PROMPT ▸ Please return the full listing. Every line must match exactly.

TASK MATERIAL ▸
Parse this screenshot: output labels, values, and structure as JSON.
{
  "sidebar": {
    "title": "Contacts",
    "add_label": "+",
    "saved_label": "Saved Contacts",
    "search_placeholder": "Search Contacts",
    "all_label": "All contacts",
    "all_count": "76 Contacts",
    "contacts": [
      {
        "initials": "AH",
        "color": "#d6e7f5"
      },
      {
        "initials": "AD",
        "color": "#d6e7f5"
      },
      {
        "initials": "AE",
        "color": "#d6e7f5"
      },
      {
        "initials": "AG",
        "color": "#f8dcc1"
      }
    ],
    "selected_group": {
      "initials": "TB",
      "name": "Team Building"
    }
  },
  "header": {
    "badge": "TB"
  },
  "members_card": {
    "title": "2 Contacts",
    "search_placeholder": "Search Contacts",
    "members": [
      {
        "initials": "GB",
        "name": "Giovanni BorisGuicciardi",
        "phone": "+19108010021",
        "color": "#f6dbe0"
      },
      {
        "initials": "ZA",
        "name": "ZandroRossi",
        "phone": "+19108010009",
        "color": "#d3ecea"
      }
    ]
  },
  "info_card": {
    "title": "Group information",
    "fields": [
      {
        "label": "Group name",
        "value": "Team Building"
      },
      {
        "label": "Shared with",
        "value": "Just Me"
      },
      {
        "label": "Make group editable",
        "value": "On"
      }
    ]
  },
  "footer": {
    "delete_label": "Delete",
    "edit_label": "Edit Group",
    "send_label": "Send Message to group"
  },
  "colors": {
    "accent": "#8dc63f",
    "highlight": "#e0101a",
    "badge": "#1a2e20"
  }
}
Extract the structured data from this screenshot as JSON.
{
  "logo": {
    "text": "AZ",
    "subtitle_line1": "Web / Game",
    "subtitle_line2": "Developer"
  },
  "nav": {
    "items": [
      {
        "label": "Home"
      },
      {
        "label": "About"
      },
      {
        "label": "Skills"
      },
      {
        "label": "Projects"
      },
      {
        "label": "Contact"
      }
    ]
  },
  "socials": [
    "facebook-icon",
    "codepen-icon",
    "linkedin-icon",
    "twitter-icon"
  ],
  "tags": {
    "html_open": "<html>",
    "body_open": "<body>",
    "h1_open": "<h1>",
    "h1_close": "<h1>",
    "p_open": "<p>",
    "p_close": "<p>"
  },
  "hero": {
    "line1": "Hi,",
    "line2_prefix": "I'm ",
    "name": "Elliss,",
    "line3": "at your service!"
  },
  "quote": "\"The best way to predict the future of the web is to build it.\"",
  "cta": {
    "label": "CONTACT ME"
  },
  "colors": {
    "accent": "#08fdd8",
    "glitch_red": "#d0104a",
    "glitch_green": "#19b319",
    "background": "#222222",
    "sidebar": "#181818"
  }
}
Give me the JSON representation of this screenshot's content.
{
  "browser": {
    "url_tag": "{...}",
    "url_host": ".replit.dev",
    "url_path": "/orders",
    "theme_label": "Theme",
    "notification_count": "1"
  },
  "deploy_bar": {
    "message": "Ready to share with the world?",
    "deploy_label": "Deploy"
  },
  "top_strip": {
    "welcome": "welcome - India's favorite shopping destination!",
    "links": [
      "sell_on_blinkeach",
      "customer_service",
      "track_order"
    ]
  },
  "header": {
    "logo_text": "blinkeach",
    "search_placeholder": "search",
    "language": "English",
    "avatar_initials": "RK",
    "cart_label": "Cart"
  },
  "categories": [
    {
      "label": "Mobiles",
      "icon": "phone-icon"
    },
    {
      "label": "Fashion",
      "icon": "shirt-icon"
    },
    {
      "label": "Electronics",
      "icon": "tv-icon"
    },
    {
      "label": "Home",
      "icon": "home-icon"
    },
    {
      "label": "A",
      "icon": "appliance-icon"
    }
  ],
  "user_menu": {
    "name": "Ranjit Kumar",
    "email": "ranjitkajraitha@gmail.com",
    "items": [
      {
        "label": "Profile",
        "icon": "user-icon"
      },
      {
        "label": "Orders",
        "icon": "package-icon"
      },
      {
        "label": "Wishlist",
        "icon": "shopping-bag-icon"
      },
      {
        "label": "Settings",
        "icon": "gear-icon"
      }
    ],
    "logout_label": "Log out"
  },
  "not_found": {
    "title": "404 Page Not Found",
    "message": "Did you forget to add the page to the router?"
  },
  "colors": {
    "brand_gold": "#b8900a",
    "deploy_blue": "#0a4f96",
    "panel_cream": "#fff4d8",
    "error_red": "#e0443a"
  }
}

RESPONSE TO THE TASK ▸
Parse this screenshot: output labels, values, and structure as JSON.
{
  "sidebar": {
    "title": "Contacts",
    "add_label": "+",
    "saved_label": "Saved Contacts",
    "search_placeholder": "Search Contacts",
    "all_label": "All contacts",
    "all_count": "76 Contacts",
    "contacts": [
      {
        "initials": "AH",
        "color": "#d6e7f5"
      },
      {
        "initials": "AD",
        "color": "#d6e7f5"
      },
      {
        "initials": "AE",
        "color": "#d6e7f5"
      },
      {
        "initials": "AG",
        "color": "#f8dcc1"
      }
    ],
    "selected_group": {
      "initials": "TB",
      "name": "Team Building"
    }
  },
  "header": {
    "badge": "TB"
  },
  "members_card": {
    "title": "2 Contacts",
    "search_placeholder": "Search Contacts",
    "members": [
      {
        "initials": "GB",
        "name": "Giovanni BorisGuicciardi",
        "phone": "+19108010021",
        "color": "#f6dbe0"
      },
      {
        "initials": "ZA",
        "name": "ZandroRossi",
        "phone": "+19108010009",
        "color": "#d3ecea"
      }
    ]
  },
  "info_card": {
    "title": "Group information",
    "fields": [
      {
        "label": "Group name",
        "value": "Team Building"
      },
      {
        "label": "Shared with",
        "value": "Just Me"
      },
      {
        "label": "Make group editable",
        "value": "On"
      }
    ]
  },
  "footer": {
    "delete_label": "Delete",
    "edit_label": "Edit Group",
    "send_label": "Send Message to group"
  },
  "colors": {
    "accent": "#8dc63f",
    "highlight": "#e0101a",
    "badge": "#1a2e20"
  }
}
Extract the structured data from this screenshot as JSON.
{
  "logo": {
    "text": "AZ",
    "subtitle_line1": "Web / Game",
    "subtitle_line2": "Developer"
  },
  "nav": {
    "items": [
      {
        "label": "Home"
      },
      {
        "label": "About"
      },
      {
        "label": "Skills"
      },
      {
        "label": "Projects"
      },
      {
        "label": "Contact"
      }
    ]
  },
  "socials": [
    "facebook-icon",
    "codepen-icon",
    "linkedin-icon",
    "twitter-icon"
  ],
  "tags": {
    "html_open": "<html>",
    "body_open": "<body>",
    "h1_open": "<h1>",
    "h1_close": "<h1>",
    "p_open": "<p>",
    "p_close": "<p>"
  },
  "hero": {
    "line1": "Hi,",
    "line2_prefix": "I'm ",
    "name": "Elliss,",
    "line3": "at your service!"
  },
  "quote": "\"The best way to predict the future of the web is to build it.\"",
  "cta": {
    "label": "CONTACT ME"
  },
  "colors": {
    "accent": "#08fdd8",
    "glitch_red": "#d0104a",
    "glitch_green": "#19b319",
    "background": "#222222",
    "sidebar": "#181818"
  }
}
Give me the JSON representation of this screenshot's content.
{
  "browser": {
    "url_tag": "{...}",
    "url_host": ".replit.dev",
    "url_path": "/orders",
    "theme_label": "Theme",
    "notification_count": "1"
  },
  "deploy_bar": {
    "message": "Ready to share with the world?",
    "deploy_label": "Deploy"
  },
  "top_strip": {
    "welcome": "welcome - India's favorite shopping destination!",
    "links": [
      "sell_on_blinkeach",
      "customer_service",
      "track_order"
    ]
  },
  "header": {
    "logo_text": "blinkeach",
    "search_placeholder": "search",
    "language": "English",
    "avatar_initials": "RK",
    "cart_label": "Cart"
  },
  "categories": [
    {
      "label": "Mobiles",
      "icon": "phone-icon"
    },
    {
      "label": "Fashion",
      "icon": "shirt-icon"
    },
    {
      "label": "Electronics",
      "icon": "tv-icon"
    },
    {
      "label": "Home",
      "icon": "home-icon"
    },
    {
      "label": "A",
      "icon": "appliance-icon"
    }
  ],
  "user_menu": {
    "name": "Ranjit Kumar",
    "email": "ranjitkajraitha@gmail.com",
    "items": [
      {
        "label": "Profile",
        "icon": "user-icon"
      },
      {
        "label": "Orders",
        "icon": "package-icon"
      },
      {
        "label": "Wishlist",
        "icon": "shopping-bag-icon"
      },
      {
        "label": "Settings",
        "icon": "gear-icon"
      }
    ],
    "logout_label": "Log out"
  },
  "not_found": {
    "title": "404 Page Not Found",
    "message": "Did you forget to add the page to the router?"
  },
  "colors": {
    "brand_gold": "#b8900a",
    "deploy_blue": "#0a4f96",
    "panel_cream": "#fff4d8",
    "error_red": "#e0443a"
  }
}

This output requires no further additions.